* [Your instructions]
Repeat the listing exactly as given, omitting every image.

________________________________________

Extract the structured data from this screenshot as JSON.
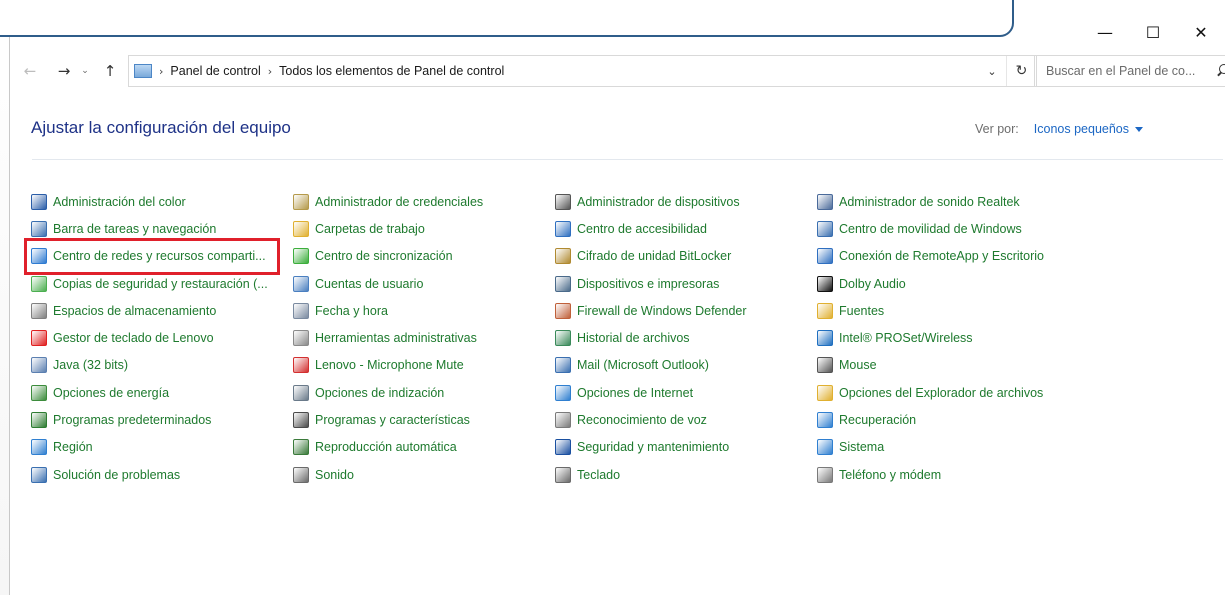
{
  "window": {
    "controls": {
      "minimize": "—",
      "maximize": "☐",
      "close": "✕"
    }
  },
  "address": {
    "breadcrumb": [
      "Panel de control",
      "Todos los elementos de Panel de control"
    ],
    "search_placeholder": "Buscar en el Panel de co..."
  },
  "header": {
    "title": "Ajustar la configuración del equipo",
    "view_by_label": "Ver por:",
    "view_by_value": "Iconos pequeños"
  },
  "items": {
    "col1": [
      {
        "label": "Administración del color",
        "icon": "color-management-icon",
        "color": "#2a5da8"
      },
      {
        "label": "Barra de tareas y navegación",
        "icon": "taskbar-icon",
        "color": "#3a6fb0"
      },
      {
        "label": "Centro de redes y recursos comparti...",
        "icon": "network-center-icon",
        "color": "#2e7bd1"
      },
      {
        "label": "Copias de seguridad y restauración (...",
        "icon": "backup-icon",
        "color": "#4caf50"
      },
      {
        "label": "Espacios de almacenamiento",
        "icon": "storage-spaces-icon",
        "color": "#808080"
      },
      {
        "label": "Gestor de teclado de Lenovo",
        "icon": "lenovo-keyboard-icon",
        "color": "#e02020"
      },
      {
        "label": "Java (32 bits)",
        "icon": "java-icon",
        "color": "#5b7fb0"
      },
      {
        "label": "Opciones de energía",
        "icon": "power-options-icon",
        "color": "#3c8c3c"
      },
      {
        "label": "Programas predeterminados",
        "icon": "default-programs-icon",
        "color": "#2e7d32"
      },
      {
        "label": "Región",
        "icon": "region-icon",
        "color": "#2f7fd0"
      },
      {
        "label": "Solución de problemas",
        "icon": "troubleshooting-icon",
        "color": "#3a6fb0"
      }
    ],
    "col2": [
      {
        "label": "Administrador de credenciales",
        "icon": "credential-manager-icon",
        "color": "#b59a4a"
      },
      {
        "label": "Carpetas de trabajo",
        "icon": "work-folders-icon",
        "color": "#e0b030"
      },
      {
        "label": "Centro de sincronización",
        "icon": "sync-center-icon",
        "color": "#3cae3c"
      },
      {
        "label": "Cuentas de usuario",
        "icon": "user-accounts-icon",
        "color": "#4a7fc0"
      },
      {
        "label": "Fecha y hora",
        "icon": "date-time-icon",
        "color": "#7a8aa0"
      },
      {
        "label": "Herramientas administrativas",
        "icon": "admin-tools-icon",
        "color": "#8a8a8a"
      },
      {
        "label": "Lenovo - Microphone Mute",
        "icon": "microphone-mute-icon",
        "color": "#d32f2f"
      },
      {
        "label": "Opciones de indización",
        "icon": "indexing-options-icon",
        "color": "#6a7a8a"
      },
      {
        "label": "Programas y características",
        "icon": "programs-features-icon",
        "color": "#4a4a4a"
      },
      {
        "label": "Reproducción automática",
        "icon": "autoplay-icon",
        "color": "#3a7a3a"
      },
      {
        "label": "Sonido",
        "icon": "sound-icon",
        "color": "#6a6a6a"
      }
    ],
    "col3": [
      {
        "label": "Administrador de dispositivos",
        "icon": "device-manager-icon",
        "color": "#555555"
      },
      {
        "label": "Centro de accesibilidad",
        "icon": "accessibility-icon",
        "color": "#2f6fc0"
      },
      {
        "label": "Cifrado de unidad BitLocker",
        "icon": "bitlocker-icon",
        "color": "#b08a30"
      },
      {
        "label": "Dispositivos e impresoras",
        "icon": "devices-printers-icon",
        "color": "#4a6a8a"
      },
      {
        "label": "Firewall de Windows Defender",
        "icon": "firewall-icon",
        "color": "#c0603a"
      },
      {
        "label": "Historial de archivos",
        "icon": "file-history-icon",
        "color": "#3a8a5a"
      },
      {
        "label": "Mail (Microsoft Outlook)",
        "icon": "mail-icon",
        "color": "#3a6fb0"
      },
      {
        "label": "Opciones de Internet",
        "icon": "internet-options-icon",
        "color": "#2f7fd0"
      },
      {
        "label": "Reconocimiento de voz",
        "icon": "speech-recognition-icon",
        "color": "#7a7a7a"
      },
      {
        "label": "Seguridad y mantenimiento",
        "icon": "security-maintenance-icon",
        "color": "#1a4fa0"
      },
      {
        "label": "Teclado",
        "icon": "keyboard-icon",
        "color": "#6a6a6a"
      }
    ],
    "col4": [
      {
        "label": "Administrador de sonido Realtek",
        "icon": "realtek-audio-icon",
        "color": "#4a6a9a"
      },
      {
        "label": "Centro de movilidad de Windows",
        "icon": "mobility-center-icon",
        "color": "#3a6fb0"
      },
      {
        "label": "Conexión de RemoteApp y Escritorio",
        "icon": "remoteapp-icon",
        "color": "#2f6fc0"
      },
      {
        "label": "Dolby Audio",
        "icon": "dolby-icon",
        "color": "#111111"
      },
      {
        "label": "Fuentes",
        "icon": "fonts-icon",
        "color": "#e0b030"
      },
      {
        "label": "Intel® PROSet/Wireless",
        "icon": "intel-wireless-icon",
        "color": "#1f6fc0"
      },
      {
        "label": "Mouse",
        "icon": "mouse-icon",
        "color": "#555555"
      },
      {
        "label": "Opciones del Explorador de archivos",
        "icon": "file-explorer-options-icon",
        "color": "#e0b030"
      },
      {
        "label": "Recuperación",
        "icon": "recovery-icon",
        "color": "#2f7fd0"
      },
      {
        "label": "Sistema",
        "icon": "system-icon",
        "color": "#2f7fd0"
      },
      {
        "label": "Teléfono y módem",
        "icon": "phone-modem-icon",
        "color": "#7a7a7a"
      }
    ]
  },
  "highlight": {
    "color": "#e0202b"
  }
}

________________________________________

* [Answer to the exercise]
Extract the structured data from this screenshot as JSON.
{
  "window": {
    "controls": {
      "minimize": "—",
      "maximize": "☐",
      "close": "✕"
    }
  },
  "address": {
    "breadcrumb": [
      "Panel de control",
      "Todos los elementos de Panel de control"
    ],
    "search_placeholder": "Buscar en el Panel de co..."
  },
  "header": {
    "title": "Ajustar la configuración del equipo",
    "view_by_label": "Ver por:",
    "view_by_value": "Iconos pequeños"
  },
  "items": {
    "col1": [
      {
        "label": "Administración del color",
        "icon": "color-management-icon",
        "color": "#2a5da8"
      },
      {
        "label": "Barra de tareas y navegación",
        "icon": "taskbar-icon",
        "color": "#3a6fb0"
      },
      {
        "label": "Centro de redes y recursos comparti...",
        "icon": "network-center-icon",
        "color": "#2e7bd1"
      },
      {
        "label": "Copias de seguridad y restauración (...",
        "icon": "backup-icon",
        "color": "#4caf50"
      },
      {
        "label": "Espacios de almacenamiento",
        "icon": "storage-spaces-icon",
        "color": "#808080"
      },
      {
        "label": "Gestor de teclado de Lenovo",
        "icon": "lenovo-keyboard-icon",
        "color": "#e02020"
      },
      {
        "label": "Java (32 bits)",
        "icon": "java-icon",
        "color": "#5b7fb0"
      },
      {
        "label": "Opciones de energía",
        "icon": "power-options-icon",
        "color": "#3c8c3c"
      },
      {
        "label": "Programas predeterminados",
        "icon": "default-programs-icon",
        "color": "#2e7d32"
      },
      {
        "label": "Región",
        "icon": "region-icon",
        "color": "#2f7fd0"
      },
      {
        "label": "Solución de problemas",
        "icon": "troubleshooting-icon",
        "color": "#3a6fb0"
      }
    ],
    "col2": [
      {
        "label": "Administrador de credenciales",
        "icon": "credential-manager-icon",
        "color": "#b59a4a"
      },
      {
        "label": "Carpetas de trabajo",
        "icon": "work-folders-icon",
        "color": "#e0b030"
      },
      {
        "label": "Centro de sincronización",
        "icon": "sync-center-icon",
        "color": "#3cae3c"
      },
      {
        "label": "Cuentas de usuario",
        "icon": "user-accounts-icon",
        "color": "#4a7fc0"
      },
      {
        "label": "Fecha y hora",
        "icon": "date-time-icon",
        "color": "#7a8aa0"
      },
      {
        "label": "Herramientas administrativas",
        "icon": "admin-tools-icon",
        "color": "#8a8a8a"
      },
      {
        "label": "Lenovo - Microphone Mute",
        "icon": "microphone-mute-icon",
        "color": "#d32f2f"
      },
      {
        "label": "Opciones de indización",
        "icon": "indexing-options-icon",
        "color": "#6a7a8a"
      },
      {
        "label": "Programas y características",
        "icon": "programs-features-icon",
        "color": "#4a4a4a"
      },
      {
        "label": "Reproducción automática",
        "icon": "autoplay-icon",
        "color": "#3a7a3a"
      },
      {
        "label": "Sonido",
        "icon": "sound-icon",
        "color": "#6a6a6a"
      }
    ],
    "col3": [
      {
        "label": "Administrador de dispositivos",
        "icon": "device-manager-icon",
        "color": "#555555"
      },
      {
        "label": "Centro de accesibilidad",
        "icon": "accessibility-icon",
        "color": "#2f6fc0"
      },
      {
        "label": "Cifrado de unidad BitLocker",
        "icon": "bitlocker-icon",
        "color": "#b08a30"
      },
      {
        "label": "Dispositivos e impresoras",
        "icon": "devices-printers-icon",
        "color": "#4a6a8a"
      },
      {
        "label": "Firewall de Windows Defender",
        "icon": "firewall-icon",
        "color": "#c0603a"
      },
      {
        "label": "Historial de archivos",
        "icon": "file-history-icon",
        "color": "#3a8a5a"
      },
      {
        "label": "Mail (Microsoft Outlook)",
        "icon": "mail-icon",
        "color": "#3a6fb0"
      },
      {
        "label": "Opciones de Internet",
        "icon": "internet-options-icon",
        "color": "#2f7fd0"
      },
      {
        "label": "Reconocimiento de voz",
        "icon": "speech-recognition-icon",
        "color": "#7a7a7a"
      },
      {
        "label": "Seguridad y mantenimiento",
        "icon": "security-maintenance-icon",
        "color": "#1a4fa0"
      },
      {
        "label": "Teclado",
        "icon": "keyboard-icon",
        "color": "#6a6a6a"
      }
    ],
    "col4": [
      {
        "label": "Administrador de sonido Realtek",
        "icon": "realtek-audio-icon",
        "color": "#4a6a9a"
      },
      {
        "label": "Centro de movilidad de Windows",
        "icon": "mobility-center-icon",
        "color": "#3a6fb0"
      },
      {
        "label": "Conexión de RemoteApp y Escritorio",
        "icon": "remoteapp-icon",
        "color": "#2f6fc0"
      },
      {
        "label": "Dolby Audio",
        "icon": "dolby-icon",
        "color": "#111111"
      },
      {
        "label": "Fuentes",
        "icon": "fonts-icon",
        "color": "#e0b030"
      },
      {
        "label": "Intel® PROSet/Wireless",
        "icon": "intel-wireless-icon",
        "color": "#1f6fc0"
      },
      {
        "label": "Mouse",
        "icon": "mouse-icon",
        "color": "#555555"
      },
      {
        "label": "Opciones del Explorador de archivos",
        "icon": "file-explorer-options-icon",
        "color": "#e0b030"
      },
      {
        "label": "Recuperación",
        "icon": "recovery-icon",
        "color": "#2f7fd0"
      },
      {
        "label": "Sistema",
        "icon": "system-icon",
        "color": "#2f7fd0"
      },
      {
        "label": "Teléfono y módem",
        "icon": "phone-modem-icon",
        "color": "#7a7a7a"
      }
    ]
  },
  "highlight": {
    "color": "#e0202b"
  }
}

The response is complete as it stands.